This is not a trick question. The more I think of it, the more I believe it, that the world of coffee making must be laying on the shoulders of a barista.
I believe that because the coffee I am beeing served in a coffee house, I expect it to be good. On the other hand, the manager of the bar expects me to be pleased with the service and come again. If the coffee is not good, I will not do that.
Now who is responsible for this small gearing to work? You probably have guessed it, the barista.
Are you wondering what a barista is and how can you recognise him or her?
1. Well, he or she does not have a specific age or appearance. Nor nationality. In Italy, the country that gave the name of the job, a barista is most likely a man around the age of 40. In America, there are more chances that you find a young lady. But not necessarily.

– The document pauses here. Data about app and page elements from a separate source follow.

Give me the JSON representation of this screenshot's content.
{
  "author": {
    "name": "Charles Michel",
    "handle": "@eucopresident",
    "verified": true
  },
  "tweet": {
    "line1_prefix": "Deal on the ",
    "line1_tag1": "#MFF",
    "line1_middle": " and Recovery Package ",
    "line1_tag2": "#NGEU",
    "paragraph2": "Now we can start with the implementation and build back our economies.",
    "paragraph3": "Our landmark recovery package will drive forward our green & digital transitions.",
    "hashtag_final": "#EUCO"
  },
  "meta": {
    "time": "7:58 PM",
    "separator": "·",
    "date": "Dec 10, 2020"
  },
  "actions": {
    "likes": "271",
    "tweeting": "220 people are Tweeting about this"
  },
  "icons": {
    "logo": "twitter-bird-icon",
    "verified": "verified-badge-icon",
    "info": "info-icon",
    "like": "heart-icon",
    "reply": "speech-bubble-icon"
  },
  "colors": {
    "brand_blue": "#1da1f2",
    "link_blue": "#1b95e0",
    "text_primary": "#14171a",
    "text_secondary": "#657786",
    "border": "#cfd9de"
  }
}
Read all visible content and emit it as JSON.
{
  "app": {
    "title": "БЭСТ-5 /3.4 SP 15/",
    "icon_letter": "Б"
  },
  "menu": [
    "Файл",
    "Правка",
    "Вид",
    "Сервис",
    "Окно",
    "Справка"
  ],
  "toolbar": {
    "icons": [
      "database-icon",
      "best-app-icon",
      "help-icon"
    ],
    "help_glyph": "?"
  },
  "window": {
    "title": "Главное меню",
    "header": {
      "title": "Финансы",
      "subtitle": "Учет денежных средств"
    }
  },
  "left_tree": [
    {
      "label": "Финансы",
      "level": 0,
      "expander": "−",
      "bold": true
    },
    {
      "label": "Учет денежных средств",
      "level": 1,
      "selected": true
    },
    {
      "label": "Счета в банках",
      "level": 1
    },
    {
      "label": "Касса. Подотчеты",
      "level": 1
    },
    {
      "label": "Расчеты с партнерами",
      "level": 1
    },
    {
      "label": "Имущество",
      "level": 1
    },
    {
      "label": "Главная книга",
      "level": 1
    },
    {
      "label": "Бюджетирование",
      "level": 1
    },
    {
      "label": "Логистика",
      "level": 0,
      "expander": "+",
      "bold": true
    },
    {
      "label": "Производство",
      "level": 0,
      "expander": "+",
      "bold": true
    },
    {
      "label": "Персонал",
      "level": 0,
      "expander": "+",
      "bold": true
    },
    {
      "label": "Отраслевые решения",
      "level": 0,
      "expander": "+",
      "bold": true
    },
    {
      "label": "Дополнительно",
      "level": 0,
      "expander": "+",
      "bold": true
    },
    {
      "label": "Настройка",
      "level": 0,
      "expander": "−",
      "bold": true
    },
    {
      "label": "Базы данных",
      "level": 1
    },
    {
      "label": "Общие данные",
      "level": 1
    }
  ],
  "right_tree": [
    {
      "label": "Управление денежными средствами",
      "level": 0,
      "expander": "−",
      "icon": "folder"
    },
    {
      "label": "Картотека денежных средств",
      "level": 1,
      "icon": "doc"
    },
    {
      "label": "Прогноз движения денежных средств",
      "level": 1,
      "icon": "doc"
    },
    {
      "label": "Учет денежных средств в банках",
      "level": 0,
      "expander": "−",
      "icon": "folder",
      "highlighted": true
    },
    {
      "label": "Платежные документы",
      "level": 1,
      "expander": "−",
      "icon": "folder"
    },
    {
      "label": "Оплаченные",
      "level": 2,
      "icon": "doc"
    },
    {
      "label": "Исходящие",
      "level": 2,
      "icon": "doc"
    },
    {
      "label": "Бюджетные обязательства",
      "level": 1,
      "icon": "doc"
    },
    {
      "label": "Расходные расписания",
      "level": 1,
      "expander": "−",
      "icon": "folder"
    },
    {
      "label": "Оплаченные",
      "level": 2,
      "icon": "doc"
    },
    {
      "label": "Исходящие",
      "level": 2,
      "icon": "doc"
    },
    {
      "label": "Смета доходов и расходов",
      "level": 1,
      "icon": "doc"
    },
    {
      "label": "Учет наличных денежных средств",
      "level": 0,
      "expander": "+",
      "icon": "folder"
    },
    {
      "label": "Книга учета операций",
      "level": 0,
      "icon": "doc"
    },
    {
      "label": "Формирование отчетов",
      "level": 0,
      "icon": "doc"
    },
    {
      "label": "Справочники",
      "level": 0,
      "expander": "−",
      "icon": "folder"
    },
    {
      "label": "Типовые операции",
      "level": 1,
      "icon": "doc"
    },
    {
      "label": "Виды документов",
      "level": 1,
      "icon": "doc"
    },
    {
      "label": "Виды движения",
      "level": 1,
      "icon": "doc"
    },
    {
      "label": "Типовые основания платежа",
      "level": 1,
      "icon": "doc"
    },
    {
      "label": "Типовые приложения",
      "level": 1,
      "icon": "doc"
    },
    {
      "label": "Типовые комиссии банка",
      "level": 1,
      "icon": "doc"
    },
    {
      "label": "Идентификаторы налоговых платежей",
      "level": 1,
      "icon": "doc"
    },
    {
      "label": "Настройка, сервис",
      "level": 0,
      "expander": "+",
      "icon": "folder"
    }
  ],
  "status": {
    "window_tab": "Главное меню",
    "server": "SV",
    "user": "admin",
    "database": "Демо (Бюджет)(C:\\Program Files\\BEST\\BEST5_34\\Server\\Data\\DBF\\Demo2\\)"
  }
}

2. One sure thing is they're susceptible to be found behind the bar-counter, always ready to prepare several varieties of coffee 'expressly for you' - by the way, did you know this was the initial definition of the espresso coffee?
3. A skilled barista, the one you would like to have prepare your cup, has several years of experience.
4. A good barista carries out to near-perfection four operations: dosing, tamping, pulling and steaming.
5. A good barista knows that no. 4 is not enough and sometimes helpless. For example, tamping depends on the finesse of the grind. The finer the grind, the less important the tamping.
6. A really good barista pays atention both to the quality of the coffee and the presentation.
7. The skilled barista is capable of performing more operations at the same time.
8. The barista you like interacts with his or her customers.
9. A good barista can manage to make a pretty good cup with less sophisticated appliances. Meanless to say, the opposite is not true.
10. A good barista can make a flourishing business out of your modest old cofee-shop. Again, the opposite in not true.